Capsule reviews of 20 narrative highlights and lowlights, including "Rock’n Roll," "The Lovers," and "Abundant Acreage Available."



Quinn Shephard. Write that name down, commit it to memory, you’ll be hearing a lot more about it – particularly once people get a look at this brutally intelligent and dazzlingly visceral high school drama from the 22-year-old auteur, who writes, directs, stars, and edits. Yet she has the confidence and skill of a seasoned filmmaker, boasting a sharp sense of film rhythm, a mastery of mood, and clearly defined characters – the protagonist, the antagonist, and shaded in-betweens. She uses those assumptions as shorthand, and then spends the movie complicating them; the shiftiness of these inter-personal dynamics give the movie its drumbeat. On top of all that, her leading performance is a monster, with Shephard pulling off the nearly impossible task of convincingly playing a great actor. Then again, it doesn’t look like it was much of a stretch.

The Lovers

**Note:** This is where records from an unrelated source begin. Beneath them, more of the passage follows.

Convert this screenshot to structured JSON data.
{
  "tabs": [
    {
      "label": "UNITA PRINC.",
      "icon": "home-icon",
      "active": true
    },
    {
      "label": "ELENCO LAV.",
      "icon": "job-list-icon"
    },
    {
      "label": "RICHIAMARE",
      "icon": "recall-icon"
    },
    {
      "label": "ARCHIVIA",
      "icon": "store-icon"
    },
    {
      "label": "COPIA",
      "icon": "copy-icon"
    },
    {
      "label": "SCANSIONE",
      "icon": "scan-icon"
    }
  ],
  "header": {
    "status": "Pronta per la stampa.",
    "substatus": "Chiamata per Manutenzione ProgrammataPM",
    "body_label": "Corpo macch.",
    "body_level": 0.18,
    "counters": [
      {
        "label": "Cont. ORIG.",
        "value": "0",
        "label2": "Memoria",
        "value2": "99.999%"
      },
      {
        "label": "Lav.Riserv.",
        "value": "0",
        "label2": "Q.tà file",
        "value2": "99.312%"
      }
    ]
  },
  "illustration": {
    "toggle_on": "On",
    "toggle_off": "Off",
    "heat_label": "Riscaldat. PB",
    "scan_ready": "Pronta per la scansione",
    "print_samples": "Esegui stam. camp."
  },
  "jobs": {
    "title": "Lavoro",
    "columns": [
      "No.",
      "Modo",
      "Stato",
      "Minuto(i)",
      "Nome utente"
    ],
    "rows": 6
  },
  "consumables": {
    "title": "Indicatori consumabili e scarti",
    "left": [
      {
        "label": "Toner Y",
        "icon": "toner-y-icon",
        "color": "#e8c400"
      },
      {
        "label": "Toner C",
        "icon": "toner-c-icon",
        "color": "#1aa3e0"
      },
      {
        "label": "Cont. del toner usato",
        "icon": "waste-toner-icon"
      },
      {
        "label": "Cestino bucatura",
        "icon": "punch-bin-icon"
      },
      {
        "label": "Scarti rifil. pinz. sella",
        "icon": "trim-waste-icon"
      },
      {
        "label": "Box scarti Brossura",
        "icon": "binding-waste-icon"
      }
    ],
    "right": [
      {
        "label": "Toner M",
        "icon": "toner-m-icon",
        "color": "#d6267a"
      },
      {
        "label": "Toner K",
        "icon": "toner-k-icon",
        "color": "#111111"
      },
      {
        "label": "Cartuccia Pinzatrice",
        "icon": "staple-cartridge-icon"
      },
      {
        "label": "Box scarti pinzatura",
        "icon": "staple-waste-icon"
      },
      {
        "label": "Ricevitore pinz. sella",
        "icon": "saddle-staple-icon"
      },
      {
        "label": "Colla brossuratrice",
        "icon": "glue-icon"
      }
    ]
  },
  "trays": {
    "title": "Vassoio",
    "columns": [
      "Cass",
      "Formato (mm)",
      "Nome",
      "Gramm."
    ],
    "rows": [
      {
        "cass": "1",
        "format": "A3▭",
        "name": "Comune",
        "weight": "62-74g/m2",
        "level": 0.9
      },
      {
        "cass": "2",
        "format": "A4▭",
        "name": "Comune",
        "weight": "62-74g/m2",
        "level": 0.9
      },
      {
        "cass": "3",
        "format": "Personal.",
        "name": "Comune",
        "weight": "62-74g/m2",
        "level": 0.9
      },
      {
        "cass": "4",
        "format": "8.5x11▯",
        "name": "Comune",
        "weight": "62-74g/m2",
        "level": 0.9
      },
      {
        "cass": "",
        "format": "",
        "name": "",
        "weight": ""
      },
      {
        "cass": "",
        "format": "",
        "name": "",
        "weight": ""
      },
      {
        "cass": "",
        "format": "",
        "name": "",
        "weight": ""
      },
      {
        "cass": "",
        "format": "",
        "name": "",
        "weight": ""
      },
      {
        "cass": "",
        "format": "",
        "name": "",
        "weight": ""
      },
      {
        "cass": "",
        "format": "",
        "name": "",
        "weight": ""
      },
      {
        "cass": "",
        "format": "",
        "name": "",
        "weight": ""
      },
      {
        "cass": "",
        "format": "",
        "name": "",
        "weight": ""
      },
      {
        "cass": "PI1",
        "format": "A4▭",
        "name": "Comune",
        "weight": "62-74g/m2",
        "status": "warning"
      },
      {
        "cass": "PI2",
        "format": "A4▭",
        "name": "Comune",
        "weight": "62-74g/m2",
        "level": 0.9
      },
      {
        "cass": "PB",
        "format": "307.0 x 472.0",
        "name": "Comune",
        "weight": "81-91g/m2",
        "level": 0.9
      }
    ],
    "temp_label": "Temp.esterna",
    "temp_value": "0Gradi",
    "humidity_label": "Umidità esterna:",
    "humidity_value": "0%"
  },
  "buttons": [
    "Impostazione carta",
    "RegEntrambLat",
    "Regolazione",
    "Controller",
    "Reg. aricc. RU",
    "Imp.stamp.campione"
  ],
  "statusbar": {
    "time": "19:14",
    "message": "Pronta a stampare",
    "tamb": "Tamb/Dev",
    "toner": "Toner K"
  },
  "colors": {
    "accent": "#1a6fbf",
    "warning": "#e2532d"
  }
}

Writer/director Azazel Jacobs (Terri) drops into this story of a disintegrated married couple, and the affairs that are about to finally end their union, at the point in their story when most other films would end, and that’s part of its genius; it’s the old saw about every unhappy family’s differences, and there are telling contrasts between not only the marriage and the affairs, but between the affairs themselves. And then Jacobs flips the entire script, throwing their countdown to separation into an upheaval with the marvelous premise of a couple accidentally rediscovering their passion, and cheating on their lovers with their spouse. Yet even this isn’t played as the dopey comedy it could’ve been; Jacobs and his enviable cast (which includes Debra Winger, Tracy Letts, Melora Walters, and Aiden Gillen) play the humanity of the situation, its tenderness and its sadness, with an evenness and purpose that’s sort of astonishing. It’s a quiet little movie, but it lingers.